• [WORK TASK] Could you give the data that follows again exactly, without its pictures?

Extracted records
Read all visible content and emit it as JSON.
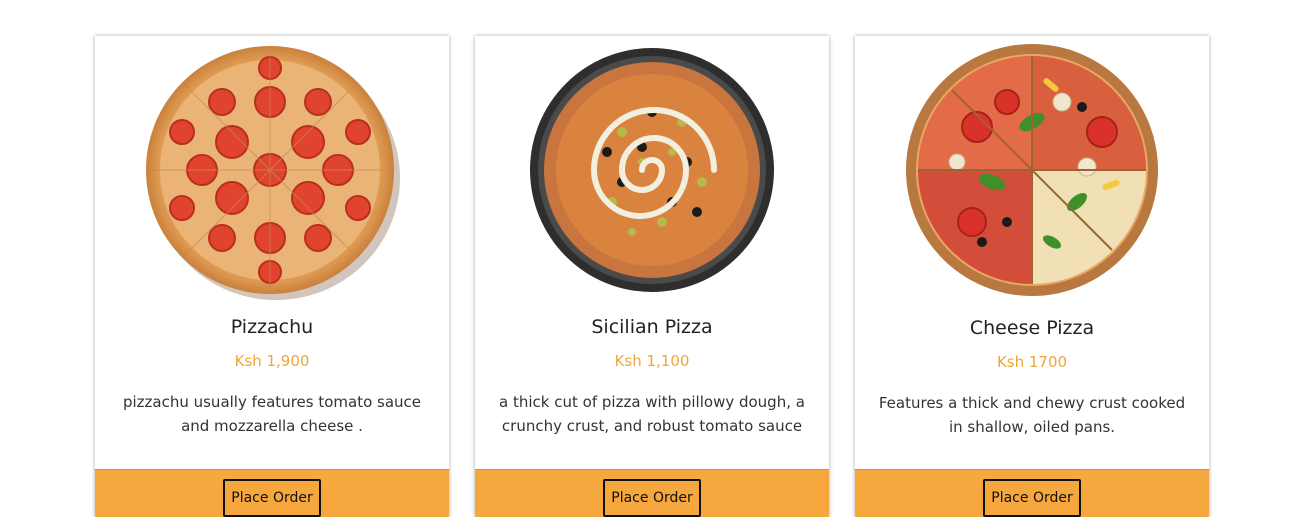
{
  "cards": [
    {
      "title": "Pizzachu",
      "price": "Ksh 1,900",
      "description": "pizzachu usually features tomato sauce and mozzarella cheese .",
      "button_label": "Place Order",
      "image_icon": "pepperoni-pizza-image"
    },
    {
      "title": "Sicilian Pizza",
      "price": "Ksh 1,100",
      "description": "a thick cut of pizza with pillowy dough, a crunchy crust, and robust tomato sauce",
      "button_label": "Place Order",
      "image_icon": "sicilian-pizza-image"
    },
    {
      "title": "Cheese Pizza",
      "price": "Ksh 1700",
      "description": "Features a thick and chewy crust cooked in shallow, oiled pans.",
      "button_label": "Place Order",
      "image_icon": "mixed-topping-pizza-image"
    }
  ],
  "colors": {
    "accent": "#f6a73d",
    "price": "#f0a53a",
    "title": "#222222"
  }
}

• [OUTPUT OF THE EXERCISE]
Read all visible content and emit it as JSON.
{
  "cards": [
    {
      "title": "Pizzachu",
      "price": "Ksh 1,900",
      "description": "pizzachu usually features tomato sauce and mozzarella cheese .",
      "button_label": "Place Order",
      "image_icon": "pepperoni-pizza-image"
    },
    {
      "title": "Sicilian Pizza",
      "price": "Ksh 1,100",
      "description": "a thick cut of pizza with pillowy dough, a crunchy crust, and robust tomato sauce",
      "button_label": "Place Order",
      "image_icon": "sicilian-pizza-image"
    },
    {
      "title": "Cheese Pizza",
      "price": "Ksh 1700",
      "description": "Features a thick and chewy crust cooked in shallow, oiled pans.",
      "button_label": "Place Order",
      "image_icon": "mixed-topping-pizza-image"
    }
  ],
  "colors": {
    "accent": "#f6a73d",
    "price": "#f0a53a",
    "title": "#222222"
  }
}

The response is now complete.